Naked Boys Singing Conceived by Robert Shrock , directed by Sean Toohey, musical Director: Gordon Johnston
Would you believe there’s even a moment of fugal joy in Naked Boys Singing?
It surfaces in an ensemble number with the title of Members Only — and yes, there’s no doubt about the subject matter. But as you listen to the performers moving nimbly through the contrapuntal intricacies of an amusing song, you’re again conscious of the wit and imagination that have gone into the preparation of this musical revue.
You’re also conscious of the affection. There’s no doubt of the primary audience for Naked Boys Singing, but this a show that seems ready to extend its embrace to anyone who goes to see it. And its long runs in major cities suggest that, in its own disarming, sweet-natured way, it is knocking down more than a few barriers.

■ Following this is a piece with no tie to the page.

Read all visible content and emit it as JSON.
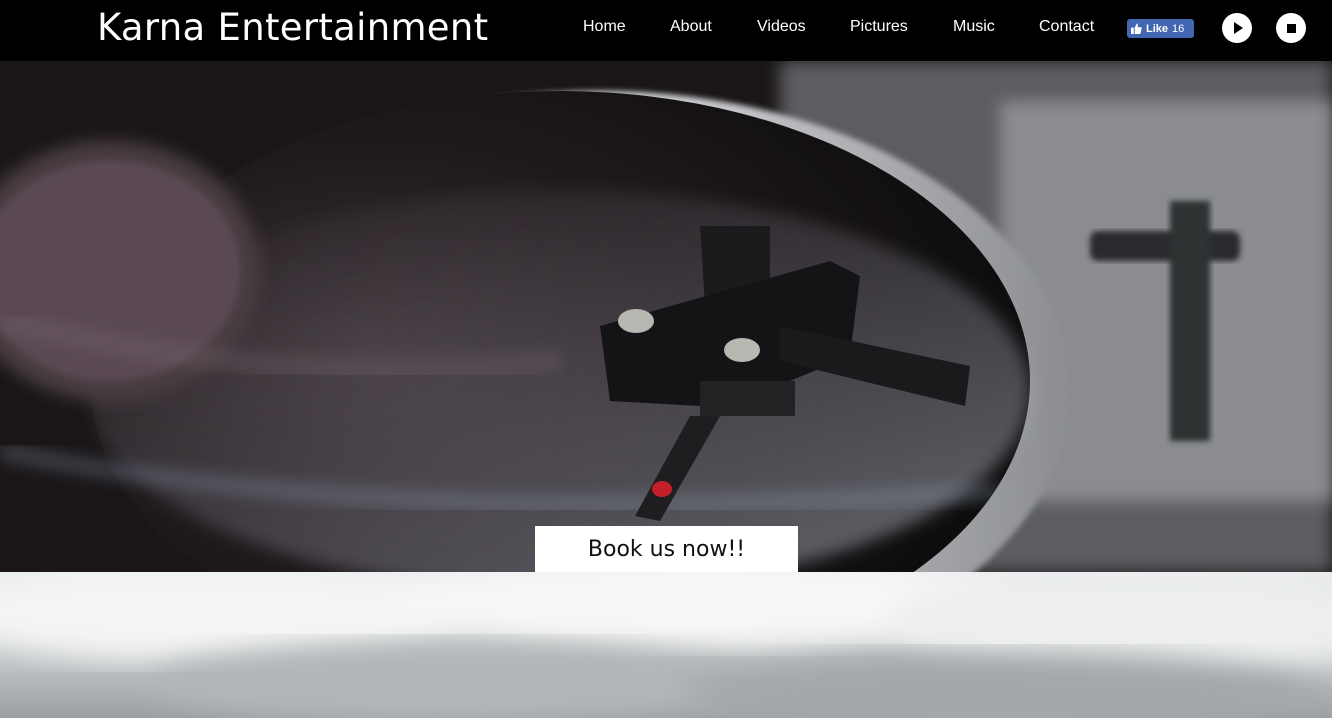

There are ample displays of naked flesh on view at Live On Elgin. But there is no narcissism. These seven guys are definitely not aspiring to a Chippendales gig. There is a bit of philosophizing about nakedness being a window to the soul, but it’s leavened by moments of self-deprecation. Similar philosophies about nudity were expressed in Hair more than 40 years ago, but Naked Boys Singing seems blessedly immune from the self-referential nonsense of that grossly overpraised musical.